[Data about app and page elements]
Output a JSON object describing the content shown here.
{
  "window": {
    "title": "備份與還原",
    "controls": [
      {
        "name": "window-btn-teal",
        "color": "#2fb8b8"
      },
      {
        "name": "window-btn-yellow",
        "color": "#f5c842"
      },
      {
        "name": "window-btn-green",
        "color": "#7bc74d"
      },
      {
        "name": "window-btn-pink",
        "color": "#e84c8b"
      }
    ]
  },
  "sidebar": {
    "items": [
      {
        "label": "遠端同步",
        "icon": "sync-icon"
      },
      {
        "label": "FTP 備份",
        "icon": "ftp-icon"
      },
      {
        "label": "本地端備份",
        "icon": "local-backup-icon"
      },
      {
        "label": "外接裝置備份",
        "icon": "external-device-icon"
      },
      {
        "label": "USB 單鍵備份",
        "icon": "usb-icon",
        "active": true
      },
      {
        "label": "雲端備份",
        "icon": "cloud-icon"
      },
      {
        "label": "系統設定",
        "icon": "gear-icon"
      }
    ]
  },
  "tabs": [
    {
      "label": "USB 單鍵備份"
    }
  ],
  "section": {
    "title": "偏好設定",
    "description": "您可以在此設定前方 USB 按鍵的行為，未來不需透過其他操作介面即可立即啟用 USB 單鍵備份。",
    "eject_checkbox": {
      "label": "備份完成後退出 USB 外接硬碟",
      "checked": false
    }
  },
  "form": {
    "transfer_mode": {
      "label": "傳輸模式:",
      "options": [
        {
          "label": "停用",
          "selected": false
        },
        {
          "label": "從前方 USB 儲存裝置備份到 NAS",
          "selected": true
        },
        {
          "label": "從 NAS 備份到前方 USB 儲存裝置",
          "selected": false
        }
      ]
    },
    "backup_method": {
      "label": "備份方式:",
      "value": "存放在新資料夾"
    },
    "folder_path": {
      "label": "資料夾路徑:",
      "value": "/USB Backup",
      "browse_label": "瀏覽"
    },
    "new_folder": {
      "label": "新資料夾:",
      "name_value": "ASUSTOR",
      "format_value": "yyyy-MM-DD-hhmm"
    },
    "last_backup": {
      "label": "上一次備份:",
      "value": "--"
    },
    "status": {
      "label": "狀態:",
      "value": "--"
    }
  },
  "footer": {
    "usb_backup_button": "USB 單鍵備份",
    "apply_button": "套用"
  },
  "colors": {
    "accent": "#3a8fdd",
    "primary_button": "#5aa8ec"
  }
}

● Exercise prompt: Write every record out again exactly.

● Exercise answer:
Output a JSON object describing the content shown here.
{
  "window": {
    "title": "備份與還原",
    "controls": [
      {
        "name": "window-btn-teal",
        "color": "#2fb8b8"
      },
      {
        "name": "window-btn-yellow",
        "color": "#f5c842"
      },
      {
        "name": "window-btn-green",
        "color": "#7bc74d"
      },
      {
        "name": "window-btn-pink",
        "color": "#e84c8b"
      }
    ]
  },
  "sidebar": {
    "items": [
      {
        "label": "遠端同步",
        "icon": "sync-icon"
      },
      {
        "label": "FTP 備份",
        "icon": "ftp-icon"
      },
      {
        "label": "本地端備份",
        "icon": "local-backup-icon"
      },
      {
        "label": "外接裝置備份",
        "icon": "external-device-icon"
      },
      {
        "label": "USB 單鍵備份",
        "icon": "usb-icon",
        "active": true
      },
      {
        "label": "雲端備份",
        "icon": "cloud-icon"
      },
      {
        "label": "系統設定",
        "icon": "gear-icon"
      }
    ]
  },
  "tabs": [
    {
      "label": "USB 單鍵備份"
    }
  ],
  "section": {
    "title": "偏好設定",
    "description": "您可以在此設定前方 USB 按鍵的行為，未來不需透過其他操作介面即可立即啟用 USB 單鍵備份。",
    "eject_checkbox": {
      "label": "備份完成後退出 USB 外接硬碟",
      "checked": false
    }
  },
  "form": {
    "transfer_mode": {
      "label": "傳輸模式:",
      "options": [
        {
          "label": "停用",
          "selected": false
        },
        {
          "label": "從前方 USB 儲存裝置備份到 NAS",
          "selected": true
        },
        {
          "label": "從 NAS 備份到前方 USB 儲存裝置",
          "selected": false
        }
      ]
    },
    "backup_method": {
      "label": "備份方式:",
      "value": "存放在新資料夾"
    },
    "folder_path": {
      "label": "資料夾路徑:",
      "value": "/USB Backup",
      "browse_label": "瀏覽"
    },
    "new_folder": {
      "label": "新資料夾:",
      "name_value": "ASUSTOR",
      "format_value": "yyyy-MM-DD-hhmm"
    },
    "last_backup": {
      "label": "上一次備份:",
      "value": "--"
    },
    "status": {
      "label": "狀態:",
      "value": "--"
    }
  },
  "footer": {
    "usb_backup_button": "USB 單鍵備份",
    "apply_button": "套用"
  },
  "colors": {
    "accent": "#3a8fdd",
    "primary_button": "#5aa8ec"
  }
}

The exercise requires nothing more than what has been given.